Living with and beyond cancer

The impact of cancer often doesn’t end when treatment does. Everyone should be supported to live as well as possible for as long as possible after a cancer diagnosis.

The story of cancer has changed. 2.5 million people living in the UK today have had a cancer diagnosis, and around half of those diagnosed with cancer today will live for at least 10 years. This is fantastic news. But action must be taken to address the ongoing needs of the growing number of people living with cancer.

The impact of cancer often doesn’t end when treatment does. The long-term consequences of cancer and its treatment include chronic fatigue, sexual difficulties, mental health problems, and pain – and around 50% of people with cancer will have one or more unmet health need six months after the end of their treatment. Many of these problems can persist for at least 10 years. Having cancer can also impact on all other aspects of people lives – including their social life and family relationships.

At Macmillan, we believe that everyone should be supported to live as well as possible, for as long as possible after a cancer diagnosis. We know that the impact of cancer can be managed if people have access to the right treatment, care and support, including the Recovery Package and tailored follow up care. We are calling for this care and support to be available to everyone with cancer, regardless of where they live.


We are calling on the Government to implement the recommendations in the new five-year Cancer Strategy for England. In particular, we want to ensure that everyone has access to the Recovery Package, and that data on the long-term quality of life of people with cancer is collected and used to improve services.



Macmillan has invested £5M in the Transforming Care After Treatment (TCAT) programme, a partnership with the Scottish Government, the three cancer networks and local authorities. This programme is funding over 25 pilot projects within the NHS and councils across Scotland. Each project is unique, but all will test new and better ways to support patients after treatment ends.

The new cancer plan commits to Macmillan’s key policy of every patient receiving an Holistic Needs Assessment and care plan – and we will be working to ensure this pledge is met to support everyone living with and beyond cancer.


Wales / Cymru

Macmillan believes that to achieve the best outcomes following a cancer diagnosis, person centred care must be at the heart of service delivery. Only by focusing on the whole person, can the patient’s experience during their cancer pathway be as good as it can possibly be. This is true for those who survive cancer, are living with or beyond cancer or someone who is nearing the end of life.

We will work with the Welsh Government to ensure person centred care continues to feature as a key theme within the Cancer Delivery Plan in Wales.

Byw gyda Chanser a Thu Hwnt

Cred Macmillan, er mwyn cyflawni’r canlyniadau gorau yn dilyn diagnosis o ganser, bod yn rhaid i ofal sydd yn canolbwyntio ar y person fod wrth wraidd darparu gwasanaeth. Dim ond trwy ganolbwyntio ar y person cyfan y gall profiad y claf ar eu llwybr trwy ganser fod cystal ag y gall fod.
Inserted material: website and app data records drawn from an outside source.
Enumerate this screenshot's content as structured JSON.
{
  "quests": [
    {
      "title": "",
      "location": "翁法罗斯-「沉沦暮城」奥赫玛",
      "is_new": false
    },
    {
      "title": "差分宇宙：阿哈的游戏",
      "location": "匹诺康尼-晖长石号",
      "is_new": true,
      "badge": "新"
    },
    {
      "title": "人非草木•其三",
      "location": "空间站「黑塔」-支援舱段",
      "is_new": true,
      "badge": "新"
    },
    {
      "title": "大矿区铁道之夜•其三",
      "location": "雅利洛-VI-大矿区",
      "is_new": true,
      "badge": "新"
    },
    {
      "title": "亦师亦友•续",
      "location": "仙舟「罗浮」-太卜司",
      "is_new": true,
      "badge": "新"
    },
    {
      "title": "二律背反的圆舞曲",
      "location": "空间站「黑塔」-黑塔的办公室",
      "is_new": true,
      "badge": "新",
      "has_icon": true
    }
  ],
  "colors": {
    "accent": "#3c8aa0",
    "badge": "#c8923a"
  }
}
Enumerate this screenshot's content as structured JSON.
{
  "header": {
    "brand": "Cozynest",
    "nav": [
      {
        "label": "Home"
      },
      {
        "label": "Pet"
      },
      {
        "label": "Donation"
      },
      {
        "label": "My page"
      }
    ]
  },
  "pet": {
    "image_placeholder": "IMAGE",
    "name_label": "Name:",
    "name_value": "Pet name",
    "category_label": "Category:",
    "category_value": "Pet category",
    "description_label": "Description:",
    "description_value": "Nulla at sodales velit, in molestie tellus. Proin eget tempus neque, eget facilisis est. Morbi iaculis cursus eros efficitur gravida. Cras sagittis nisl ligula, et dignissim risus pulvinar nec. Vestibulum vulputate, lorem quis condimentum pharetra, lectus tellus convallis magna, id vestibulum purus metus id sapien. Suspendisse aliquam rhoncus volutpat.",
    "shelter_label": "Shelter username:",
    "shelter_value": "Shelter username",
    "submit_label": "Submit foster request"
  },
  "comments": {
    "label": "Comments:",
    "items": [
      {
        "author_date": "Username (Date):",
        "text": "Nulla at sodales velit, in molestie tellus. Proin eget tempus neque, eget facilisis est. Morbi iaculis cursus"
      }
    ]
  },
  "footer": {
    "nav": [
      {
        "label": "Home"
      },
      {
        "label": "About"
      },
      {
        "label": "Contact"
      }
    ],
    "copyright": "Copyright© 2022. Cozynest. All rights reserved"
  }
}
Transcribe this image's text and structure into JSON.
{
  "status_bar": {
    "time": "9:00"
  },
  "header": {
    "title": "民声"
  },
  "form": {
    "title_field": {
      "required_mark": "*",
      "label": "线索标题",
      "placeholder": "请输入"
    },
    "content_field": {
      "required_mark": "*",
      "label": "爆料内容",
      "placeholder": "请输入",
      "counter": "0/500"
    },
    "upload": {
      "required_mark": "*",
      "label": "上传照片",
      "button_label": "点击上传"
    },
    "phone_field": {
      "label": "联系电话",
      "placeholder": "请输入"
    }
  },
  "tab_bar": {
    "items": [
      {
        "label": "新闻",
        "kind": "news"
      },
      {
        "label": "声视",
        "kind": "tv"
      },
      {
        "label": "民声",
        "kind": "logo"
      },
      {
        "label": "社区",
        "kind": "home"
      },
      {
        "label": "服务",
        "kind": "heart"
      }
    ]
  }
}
Mae hyn yn wir am y rheiny sy’n goroesi canser, yn byw gyda chanser neu y tu hwnt iddo neu rywun sydd yn agosáu at ddiwedd eu hoes.

Byddwn yn gweithio gyda Llywodraeth Cymru i sicrhau bod gofal sydd yn canolbwyntio ar y person yn parhau yn brif thema o fewn Cynllun Cyflenwi Canser yng Nghymru.


Northern Ireland

We are delighted that the principles of Transforming Cancer Follow Up are being rolled out to help more people live well after treatment for cancer.

In the recent Assembly election we called on all political parties to commit to making sure the ‘Recovery Package’ is available to every patient progressing through and beyond treatment for cancer.